(YOUR GOAL) In the records below, some lines hold the word "India". Copy each of those lines.

(Data items)
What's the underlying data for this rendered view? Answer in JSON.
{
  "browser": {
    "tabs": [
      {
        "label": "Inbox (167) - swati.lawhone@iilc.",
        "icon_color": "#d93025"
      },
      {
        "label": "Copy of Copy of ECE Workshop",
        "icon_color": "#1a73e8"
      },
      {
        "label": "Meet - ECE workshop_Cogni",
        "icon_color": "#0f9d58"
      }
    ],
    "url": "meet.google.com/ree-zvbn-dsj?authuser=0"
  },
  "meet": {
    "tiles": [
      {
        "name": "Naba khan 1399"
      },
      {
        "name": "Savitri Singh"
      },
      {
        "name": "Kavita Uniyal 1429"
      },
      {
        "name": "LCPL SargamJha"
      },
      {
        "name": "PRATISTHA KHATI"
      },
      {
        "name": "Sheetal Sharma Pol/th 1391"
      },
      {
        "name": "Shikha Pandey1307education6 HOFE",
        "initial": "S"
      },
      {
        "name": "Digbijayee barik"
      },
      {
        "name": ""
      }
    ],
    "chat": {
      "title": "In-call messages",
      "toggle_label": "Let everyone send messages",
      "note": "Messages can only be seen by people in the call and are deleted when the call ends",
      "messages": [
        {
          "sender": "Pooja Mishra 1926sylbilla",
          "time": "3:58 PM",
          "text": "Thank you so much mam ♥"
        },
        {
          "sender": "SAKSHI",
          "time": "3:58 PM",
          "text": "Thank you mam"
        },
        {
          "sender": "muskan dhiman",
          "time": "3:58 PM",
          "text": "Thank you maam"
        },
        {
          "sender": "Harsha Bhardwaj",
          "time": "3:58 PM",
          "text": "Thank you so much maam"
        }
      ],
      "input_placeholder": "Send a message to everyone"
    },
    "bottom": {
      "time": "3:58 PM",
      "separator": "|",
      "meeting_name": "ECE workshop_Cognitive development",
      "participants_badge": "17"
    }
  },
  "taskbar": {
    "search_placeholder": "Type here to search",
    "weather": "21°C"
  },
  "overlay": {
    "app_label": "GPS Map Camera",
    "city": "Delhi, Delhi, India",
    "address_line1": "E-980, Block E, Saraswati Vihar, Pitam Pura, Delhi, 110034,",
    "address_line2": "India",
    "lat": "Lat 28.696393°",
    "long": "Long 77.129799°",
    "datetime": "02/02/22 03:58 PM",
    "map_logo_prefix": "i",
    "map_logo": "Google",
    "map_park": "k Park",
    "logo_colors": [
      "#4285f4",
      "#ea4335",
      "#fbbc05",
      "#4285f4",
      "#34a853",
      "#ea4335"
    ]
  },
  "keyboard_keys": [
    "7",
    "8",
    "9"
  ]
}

(RESULT)
    "city": "Delhi, Delhi, India",
    "address_line2": "India",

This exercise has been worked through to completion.